Karen E. Osborne
Residence: Port Saint Lucie, Florida.
Book: Getting It Right (Akashic Books, June), a novel about half-sisters—one the product of an abusive foster-care situation, the other of dysfunctional privilege—who finally meet during their father’s final days.
Editor: Marva Allen.
Agent: Marie Brown of Marie Brown Associates.
Writing was always my dream. As a girl growing up in the Bronx, I told my friends stories I’d made up but pretended were true. I wrote my first short story when I was twelve. In middle school I’d submit book reports on my own stories with fake author names and receive As. Under my graduation picture in the Evander Childs High School yearbook, next to “Ambition” it said “Writer.”
Of course, I also read over the years, often consuming a novel a week in spite of a husband, two small children, and going to college full time. I squeezed in moments to read for pleasure, and every novel made me yearn to write my own.
For forty-two years, like the protagonist Kara in my novel, I suffered the consequences of childhood sexual abuse, before finding a therapist who helped me navigate a healing journey. During the years of gut-wrenching work, I freed secrets and worked through their aftermath. Along the way I met dozens of other survivors. I explored their narratives, motivations, successes, and setbacks. I learned the restorative power of gratitude, redemption, and forgiveness—major themes in my writing. But my goal for Getting It Right was to write a page-turner, not a book about abuse. One early reader described it as a “genre-bending mystery and family saga.” I kept the chapters short and the action fast, and I let Kara and her half-sister, Alex, lead the way.
My career as a consultant, executive coach, and presenter specializing in philanthropy, opinion research, and organizational management led me all over the world as I taught, spoke, and consulted with nonprofit leaders. Storytelling infused every engagement. In each city, in every new country, I jotted down scraps of thoughts, words, and ideas in small notebooks stashed in my briefcase. Writing on airplanes, in airport lounges, and hotel rooms, I finished the first draft in a year. It took a long time to rewrite.

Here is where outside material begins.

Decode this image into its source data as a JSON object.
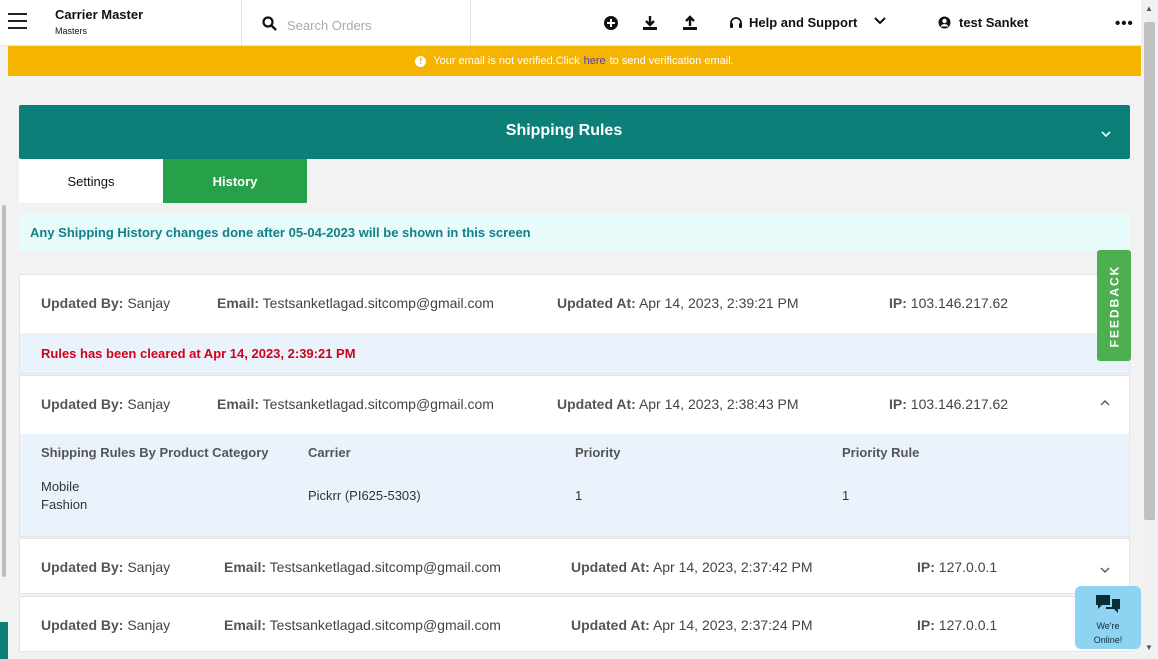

Once I was finished—after I had shared the manuscript with trusted readers and revised and polished it—I took the next scary step: I sent the manuscript out in search of an agent. I networked, went to writing conferences, and took classes that included an agent’s review of the first ten pages. I sent it out and then sent it out again, and again.
Everyone says it because it’s true: Rejection is hard. I’m not sure which moments in the long process are the most memorable. The day my agent said she loved the book and wanted to represent me, or the day she told me that she had an offer from a publisher. We ate lunch and discussed the contract. I asked questions, took notes, thanked her, walked out of the restaurant—all quite professional. Once I hit the street, I cried all the way to the parking lot.
I held my book launch in Australia, at the open-air restaurant at the Museum of Contemporary Art, the Sydney Opera House gleaming in the background. It was an intimate affair. My husband joined me, along with two women I’d been writing with online for fifteen years but had never met. We hugged, laughed, and celebrated. In the weeks since, my readings, talks, and signings continue to fill my heart with joy as I keep writing. So far I’ve written two more books, and I’m working on a fourth.
Another thing everyone says because it’s true: You’re never too old to realize your dreams.
(Photo credit: Robert Osborne)